Element data from apps and pages:
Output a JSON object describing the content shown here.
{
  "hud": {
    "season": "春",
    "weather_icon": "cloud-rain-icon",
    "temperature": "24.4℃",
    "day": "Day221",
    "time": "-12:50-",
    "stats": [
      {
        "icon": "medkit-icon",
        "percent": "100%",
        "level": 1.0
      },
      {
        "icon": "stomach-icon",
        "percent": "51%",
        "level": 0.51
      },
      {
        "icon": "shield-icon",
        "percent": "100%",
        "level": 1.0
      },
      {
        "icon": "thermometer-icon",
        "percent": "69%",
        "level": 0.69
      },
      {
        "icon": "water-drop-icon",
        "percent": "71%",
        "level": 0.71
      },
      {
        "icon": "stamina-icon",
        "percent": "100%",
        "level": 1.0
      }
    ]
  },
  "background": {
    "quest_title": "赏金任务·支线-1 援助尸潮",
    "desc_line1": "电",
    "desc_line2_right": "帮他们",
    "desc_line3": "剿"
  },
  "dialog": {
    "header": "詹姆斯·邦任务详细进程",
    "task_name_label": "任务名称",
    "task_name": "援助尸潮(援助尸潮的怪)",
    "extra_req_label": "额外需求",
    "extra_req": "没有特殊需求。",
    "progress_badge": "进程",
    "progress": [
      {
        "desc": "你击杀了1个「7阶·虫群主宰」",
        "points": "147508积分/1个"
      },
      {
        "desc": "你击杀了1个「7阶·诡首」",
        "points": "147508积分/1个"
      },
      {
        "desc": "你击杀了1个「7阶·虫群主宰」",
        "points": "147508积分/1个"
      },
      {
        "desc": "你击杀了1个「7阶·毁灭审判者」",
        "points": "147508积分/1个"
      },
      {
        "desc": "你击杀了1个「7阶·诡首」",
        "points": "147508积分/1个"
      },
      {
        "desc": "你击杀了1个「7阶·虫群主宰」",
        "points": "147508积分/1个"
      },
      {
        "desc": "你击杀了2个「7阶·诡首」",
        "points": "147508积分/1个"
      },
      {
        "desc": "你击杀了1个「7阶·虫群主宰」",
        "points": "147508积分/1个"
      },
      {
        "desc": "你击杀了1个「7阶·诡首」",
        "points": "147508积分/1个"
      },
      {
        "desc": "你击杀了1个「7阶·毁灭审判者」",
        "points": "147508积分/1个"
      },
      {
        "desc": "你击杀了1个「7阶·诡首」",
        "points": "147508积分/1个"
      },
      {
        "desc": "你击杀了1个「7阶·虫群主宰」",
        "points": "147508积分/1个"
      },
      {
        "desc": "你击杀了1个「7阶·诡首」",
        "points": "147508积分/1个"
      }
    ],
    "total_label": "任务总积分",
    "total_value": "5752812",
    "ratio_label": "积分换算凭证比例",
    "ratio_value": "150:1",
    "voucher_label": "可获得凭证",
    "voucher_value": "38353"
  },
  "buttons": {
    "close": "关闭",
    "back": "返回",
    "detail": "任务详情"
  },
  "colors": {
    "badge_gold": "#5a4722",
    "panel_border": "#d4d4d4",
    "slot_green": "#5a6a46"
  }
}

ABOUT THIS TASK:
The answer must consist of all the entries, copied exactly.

EXERCISE RESPONSE:
Output a JSON object describing the content shown here.
{
  "hud": {
    "season": "春",
    "weather_icon": "cloud-rain-icon",
    "temperature": "24.4℃",
    "day": "Day221",
    "time": "-12:50-",
    "stats": [
      {
        "icon": "medkit-icon",
        "percent": "100%",
        "level": 1.0
      },
      {
        "icon": "stomach-icon",
        "percent": "51%",
        "level": 0.51
      },
      {
        "icon": "shield-icon",
        "percent": "100%",
        "level": 1.0
      },
      {
        "icon": "thermometer-icon",
        "percent": "69%",
        "level": 0.69
      },
      {
        "icon": "water-drop-icon",
        "percent": "71%",
        "level": 0.71
      },
      {
        "icon": "stamina-icon",
        "percent": "100%",
        "level": 1.0
      }
    ]
  },
  "background": {
    "quest_title": "赏金任务·支线-1 援助尸潮",
    "desc_line1": "电",
    "desc_line2_right": "帮他们",
    "desc_line3": "剿"
  },
  "dialog": {
    "header": "詹姆斯·邦任务详细进程",
    "task_name_label": "任务名称",
    "task_name": "援助尸潮(援助尸潮的怪)",
    "extra_req_label": "额外需求",
    "extra_req": "没有特殊需求。",
    "progress_badge": "进程",
    "progress": [
      {
        "desc": "你击杀了1个「7阶·虫群主宰」",
        "points": "147508积分/1个"
      },
      {
        "desc": "你击杀了1个「7阶·诡首」",
        "points": "147508积分/1个"
      },
      {
        "desc": "你击杀了1个「7阶·虫群主宰」",
        "points": "147508积分/1个"
      },
      {
        "desc": "你击杀了1个「7阶·毁灭审判者」",
        "points": "147508积分/1个"
      },
      {
        "desc": "你击杀了1个「7阶·诡首」",
        "points": "147508积分/1个"
      },
      {
        "desc": "你击杀了1个「7阶·虫群主宰」",
        "points": "147508积分/1个"
      },
      {
        "desc": "你击杀了2个「7阶·诡首」",
        "points": "147508积分/1个"
      },
      {
        "desc": "你击杀了1个「7阶·虫群主宰」",
        "points": "147508积分/1个"
      },
      {
        "desc": "你击杀了1个「7阶·诡首」",
        "points": "147508积分/1个"
      },
      {
        "desc": "你击杀了1个「7阶·毁灭审判者」",
        "points": "147508积分/1个"
      },
      {
        "desc": "你击杀了1个「7阶·诡首」",
        "points": "147508积分/1个"
      },
      {
        "desc": "你击杀了1个「7阶·虫群主宰」",
        "points": "147508积分/1个"
      },
      {
        "desc": "你击杀了1个「7阶·诡首」",
        "points": "147508积分/1个"
      }
    ],
    "total_label": "任务总积分",
    "total_value": "5752812",
    "ratio_label": "积分换算凭证比例",
    "ratio_value": "150:1",
    "voucher_label": "可获得凭证",
    "voucher_value": "38353"
  },
  "buttons": {
    "close": "关闭",
    "back": "返回",
    "detail": "任务详情"
  },
  "colors": {
    "badge_gold": "#5a4722",
    "panel_border": "#d4d4d4",
    "slot_green": "#5a6a46"
  }
}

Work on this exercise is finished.